**Goal of the exercise**
Write out all of the entries exactly, please.

**Dataset entries**
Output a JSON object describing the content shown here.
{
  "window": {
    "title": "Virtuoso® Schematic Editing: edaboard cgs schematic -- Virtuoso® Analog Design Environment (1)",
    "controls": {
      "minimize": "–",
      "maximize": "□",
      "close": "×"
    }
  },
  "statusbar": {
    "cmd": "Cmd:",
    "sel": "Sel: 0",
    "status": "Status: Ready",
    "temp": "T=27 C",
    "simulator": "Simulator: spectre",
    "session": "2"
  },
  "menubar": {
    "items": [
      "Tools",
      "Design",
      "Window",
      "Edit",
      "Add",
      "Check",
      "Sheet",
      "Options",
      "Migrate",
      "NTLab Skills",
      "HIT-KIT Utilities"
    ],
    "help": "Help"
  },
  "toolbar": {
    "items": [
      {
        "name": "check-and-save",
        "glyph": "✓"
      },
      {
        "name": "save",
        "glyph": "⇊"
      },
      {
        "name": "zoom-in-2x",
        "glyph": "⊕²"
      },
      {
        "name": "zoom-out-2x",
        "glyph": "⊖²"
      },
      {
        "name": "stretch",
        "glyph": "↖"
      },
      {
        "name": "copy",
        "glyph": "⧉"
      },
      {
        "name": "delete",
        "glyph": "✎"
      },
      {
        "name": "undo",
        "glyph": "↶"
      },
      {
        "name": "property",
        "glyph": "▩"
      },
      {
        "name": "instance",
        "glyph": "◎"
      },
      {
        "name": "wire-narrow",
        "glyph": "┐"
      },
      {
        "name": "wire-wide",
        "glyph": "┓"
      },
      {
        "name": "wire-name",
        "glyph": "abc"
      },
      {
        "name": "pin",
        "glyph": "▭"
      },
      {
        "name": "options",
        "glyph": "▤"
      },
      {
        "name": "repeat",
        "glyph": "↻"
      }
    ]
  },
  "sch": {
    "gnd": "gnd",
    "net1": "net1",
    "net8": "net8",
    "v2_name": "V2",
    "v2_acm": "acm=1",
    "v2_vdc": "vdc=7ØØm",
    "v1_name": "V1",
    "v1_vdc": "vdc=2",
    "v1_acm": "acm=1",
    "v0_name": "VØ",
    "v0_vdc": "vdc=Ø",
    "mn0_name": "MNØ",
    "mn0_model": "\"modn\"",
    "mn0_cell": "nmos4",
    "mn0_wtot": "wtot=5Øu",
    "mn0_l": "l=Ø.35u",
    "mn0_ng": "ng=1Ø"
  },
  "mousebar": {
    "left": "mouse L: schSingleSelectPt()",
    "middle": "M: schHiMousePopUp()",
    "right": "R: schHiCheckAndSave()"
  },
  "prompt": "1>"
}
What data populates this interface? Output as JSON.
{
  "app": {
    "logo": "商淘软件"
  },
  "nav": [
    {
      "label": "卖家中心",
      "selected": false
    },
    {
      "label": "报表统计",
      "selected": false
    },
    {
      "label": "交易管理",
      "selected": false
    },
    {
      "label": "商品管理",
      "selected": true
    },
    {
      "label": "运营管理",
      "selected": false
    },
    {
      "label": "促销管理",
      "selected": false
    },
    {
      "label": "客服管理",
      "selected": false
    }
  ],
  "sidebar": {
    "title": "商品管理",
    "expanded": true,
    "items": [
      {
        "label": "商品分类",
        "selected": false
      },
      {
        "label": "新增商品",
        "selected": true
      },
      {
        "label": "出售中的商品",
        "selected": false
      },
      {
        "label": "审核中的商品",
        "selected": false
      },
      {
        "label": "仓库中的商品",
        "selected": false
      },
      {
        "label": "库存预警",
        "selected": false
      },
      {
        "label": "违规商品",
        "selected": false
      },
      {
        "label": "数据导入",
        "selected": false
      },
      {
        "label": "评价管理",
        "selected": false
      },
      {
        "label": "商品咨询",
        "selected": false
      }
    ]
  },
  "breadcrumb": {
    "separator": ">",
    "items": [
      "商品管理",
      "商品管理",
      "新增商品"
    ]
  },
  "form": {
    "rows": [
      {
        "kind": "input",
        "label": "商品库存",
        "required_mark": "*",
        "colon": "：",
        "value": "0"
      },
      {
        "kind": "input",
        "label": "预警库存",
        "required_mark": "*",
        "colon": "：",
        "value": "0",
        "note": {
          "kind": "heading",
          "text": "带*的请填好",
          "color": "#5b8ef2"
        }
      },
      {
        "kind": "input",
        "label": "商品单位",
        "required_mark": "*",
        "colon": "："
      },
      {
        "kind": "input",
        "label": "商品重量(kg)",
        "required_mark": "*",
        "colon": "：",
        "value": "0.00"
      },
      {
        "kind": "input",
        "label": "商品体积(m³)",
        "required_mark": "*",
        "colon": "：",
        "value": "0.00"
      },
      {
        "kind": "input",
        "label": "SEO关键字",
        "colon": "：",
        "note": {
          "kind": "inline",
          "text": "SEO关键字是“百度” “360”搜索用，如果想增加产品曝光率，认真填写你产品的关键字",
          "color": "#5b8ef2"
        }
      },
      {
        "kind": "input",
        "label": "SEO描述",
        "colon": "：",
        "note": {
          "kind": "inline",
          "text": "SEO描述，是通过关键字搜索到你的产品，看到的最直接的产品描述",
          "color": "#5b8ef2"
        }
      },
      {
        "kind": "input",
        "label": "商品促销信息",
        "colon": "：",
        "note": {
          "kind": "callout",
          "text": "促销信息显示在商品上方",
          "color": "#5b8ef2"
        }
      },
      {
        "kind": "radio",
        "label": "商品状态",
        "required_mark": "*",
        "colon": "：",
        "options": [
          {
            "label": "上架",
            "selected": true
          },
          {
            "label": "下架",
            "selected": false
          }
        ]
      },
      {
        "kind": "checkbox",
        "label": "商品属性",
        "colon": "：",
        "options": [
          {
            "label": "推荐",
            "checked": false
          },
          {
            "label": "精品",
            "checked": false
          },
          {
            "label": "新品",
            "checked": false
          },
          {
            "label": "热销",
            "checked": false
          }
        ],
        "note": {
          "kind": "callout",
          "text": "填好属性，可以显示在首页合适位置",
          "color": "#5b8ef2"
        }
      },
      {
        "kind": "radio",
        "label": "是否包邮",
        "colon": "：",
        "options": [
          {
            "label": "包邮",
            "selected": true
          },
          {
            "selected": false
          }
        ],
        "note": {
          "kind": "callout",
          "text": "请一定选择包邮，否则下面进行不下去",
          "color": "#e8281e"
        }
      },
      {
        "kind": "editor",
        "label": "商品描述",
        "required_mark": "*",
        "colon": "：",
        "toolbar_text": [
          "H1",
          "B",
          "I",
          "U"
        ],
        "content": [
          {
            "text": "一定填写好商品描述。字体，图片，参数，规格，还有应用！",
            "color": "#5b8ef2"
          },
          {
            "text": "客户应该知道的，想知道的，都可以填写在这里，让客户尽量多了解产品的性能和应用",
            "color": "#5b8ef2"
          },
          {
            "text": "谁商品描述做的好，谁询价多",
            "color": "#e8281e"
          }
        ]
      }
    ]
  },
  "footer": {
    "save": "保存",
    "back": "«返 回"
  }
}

**Solution**
Output a JSON object describing the content shown here.
{
  "window": {
    "title": "Virtuoso® Schematic Editing: edaboard cgs schematic -- Virtuoso® Analog Design Environment (1)",
    "controls": {
      "minimize": "–",
      "maximize": "□",
      "close": "×"
    }
  },
  "statusbar": {
    "cmd": "Cmd:",
    "sel": "Sel: 0",
    "status": "Status: Ready",
    "temp": "T=27 C",
    "simulator": "Simulator: spectre",
    "session": "2"
  },
  "menubar": {
    "items": [
      "Tools",
      "Design",
      "Window",
      "Edit",
      "Add",
      "Check",
      "Sheet",
      "Options",
      "Migrate",
      "NTLab Skills",
      "HIT-KIT Utilities"
    ],
    "help": "Help"
  },
  "toolbar": {
    "items": [
      {
        "name": "check-and-save",
        "glyph": "✓"
      },
      {
        "name": "save",
        "glyph": "⇊"
      },
      {
        "name": "zoom-in-2x",
        "glyph": "⊕²"
      },
      {
        "name": "zoom-out-2x",
        "glyph": "⊖²"
      },
      {
        "name": "stretch",
        "glyph": "↖"
      },
      {
        "name": "copy",
        "glyph": "⧉"
      },
      {
        "name": "delete",
        "glyph": "✎"
      },
      {
        "name": "undo",
        "glyph": "↶"
      },
      {
        "name": "property",
        "glyph": "▩"
      },
      {
        "name": "instance",
        "glyph": "◎"
      },
      {
        "name": "wire-narrow",
        "glyph": "┐"
      },
      {
        "name": "wire-wide",
        "glyph": "┓"
      },
      {
        "name": "wire-name",
        "glyph": "abc"
      },
      {
        "name": "pin",
        "glyph": "▭"
      },
      {
        "name": "options",
        "glyph": "▤"
      },
      {
        "name": "repeat",
        "glyph": "↻"
      }
    ]
  },
  "sch": {
    "gnd": "gnd",
    "net1": "net1",
    "net8": "net8",
    "v2_name": "V2",
    "v2_acm": "acm=1",
    "v2_vdc": "vdc=7ØØm",
    "v1_name": "V1",
    "v1_vdc": "vdc=2",
    "v1_acm": "acm=1",
    "v0_name": "VØ",
    "v0_vdc": "vdc=Ø",
    "mn0_name": "MNØ",
    "mn0_model": "\"modn\"",
    "mn0_cell": "nmos4",
    "mn0_wtot": "wtot=5Øu",
    "mn0_l": "l=Ø.35u",
    "mn0_ng": "ng=1Ø"
  },
  "mousebar": {
    "left": "mouse L: schSingleSelectPt()",
    "middle": "M: schHiMousePopUp()",
    "right": "R: schHiCheckAndSave()"
  },
  "prompt": "1>"
}
What data populates this interface? Output as JSON.
{
  "app": {
    "logo": "商淘软件"
  },
  "nav": [
    {
      "label": "卖家中心",
      "selected": false
    },
    {
      "label": "报表统计",
      "selected": false
    },
    {
      "label": "交易管理",
      "selected": false
    },
    {
      "label": "商品管理",
      "selected": true
    },
    {
      "label": "运营管理",
      "selected": false
    },
    {
      "label": "促销管理",
      "selected": false
    },
    {
      "label": "客服管理",
      "selected": false
    }
  ],
  "sidebar": {
    "title": "商品管理",
    "expanded": true,
    "items": [
      {
        "label": "商品分类",
        "selected": false
      },
      {
        "label": "新增商品",
        "selected": true
      },
      {
        "label": "出售中的商品",
        "selected": false
      },
      {
        "label": "审核中的商品",
        "selected": false
      },
      {
        "label": "仓库中的商品",
        "selected": false
      },
      {
        "label": "库存预警",
        "selected": false
      },
      {
        "label": "违规商品",
        "selected": false
      },
      {
        "label": "数据导入",
        "selected": false
      },
      {
        "label": "评价管理",
        "selected": false
      },
      {
        "label": "商品咨询",
        "selected": false
      }
    ]
  },
  "breadcrumb": {
    "separator": ">",
    "items": [
      "商品管理",
      "商品管理",
      "新增商品"
    ]
  },
  "form": {
    "rows": [
      {
        "kind": "input",
        "label": "商品库存",
        "required_mark": "*",
        "colon": "：",
        "value": "0"
      },
      {
        "kind": "input",
        "label": "预警库存",
        "required_mark": "*",
        "colon": "：",
        "value": "0",
        "note": {
          "kind": "heading",
          "text": "带*的请填好",
          "color": "#5b8ef2"
        }
      },
      {
        "kind": "input",
        "label": "商品单位",
        "required_mark": "*",
        "colon": "："
      },
      {
        "kind": "input",
        "label": "商品重量(kg)",
        "required_mark": "*",
        "colon": "：",
        "value": "0.00"
      },
      {
        "kind": "input",
        "label": "商品体积(m³)",
        "required_mark": "*",
        "colon": "：",
        "value": "0.00"
      },
      {
        "kind": "input",
        "label": "SEO关键字",
        "colon": "：",
        "note": {
          "kind": "inline",
          "text": "SEO关键字是“百度” “360”搜索用，如果想增加产品曝光率，认真填写你产品的关键字",
          "color": "#5b8ef2"
        }
      },
      {
        "kind": "input",
        "label": "SEO描述",
        "colon": "：",
        "note": {
          "kind": "inline",
          "text": "SEO描述，是通过关键字搜索到你的产品，看到的最直接的产品描述",
          "color": "#5b8ef2"
        }
      },
      {
        "kind": "input",
        "label": "商品促销信息",
        "colon": "：",
        "note": {
          "kind": "callout",
          "text": "促销信息显示在商品上方",
          "color": "#5b8ef2"
        }
      },
      {
        "kind": "radio",
        "label": "商品状态",
        "required_mark": "*",
        "colon": "：",
        "options": [
          {
            "label": "上架",
            "selected": true
          },
          {
            "label": "下架",
            "selected": false
          }
        ]
      },
      {
        "kind": "checkbox",
        "label": "商品属性",
        "colon": "：",
        "options": [
          {
            "label": "推荐",
            "checked": false
          },
          {
            "label": "精品",
            "checked": false
          },
          {
            "label": "新品",
            "checked": false
          },
          {
            "label": "热销",
            "checked": false
          }
        ],
        "note": {
          "kind": "callout",
          "text": "填好属性，可以显示在首页合适位置",
          "color": "#5b8ef2"
        }
      },
      {
        "kind": "radio",
        "label": "是否包邮",
        "colon": "：",
        "options": [
          {
            "label": "包邮",
            "selected": true
          },
          {
            "selected": false
          }
        ],
        "note": {
          "kind": "callout",
          "text": "请一定选择包邮，否则下面进行不下去",
          "color": "#e8281e"
        }
      },
      {
        "kind": "editor",
        "label": "商品描述",
        "required_mark": "*",
        "colon": "：",
        "toolbar_text": [
          "H1",
          "B",
          "I",
          "U"
        ],
        "content": [
          {
            "text": "一定填写好商品描述。字体，图片，参数，规格，还有应用！",
            "color": "#5b8ef2"
          },
          {
            "text": "客户应该知道的，想知道的，都可以填写在这里，让客户尽量多了解产品的性能和应用",
            "color": "#5b8ef2"
          },
          {
            "text": "谁商品描述做的好，谁询价多",
            "color": "#e8281e"
          }
        ]
      }
    ]
  },
  "footer": {
    "save": "保存",
    "back": "«返 回"
  }
}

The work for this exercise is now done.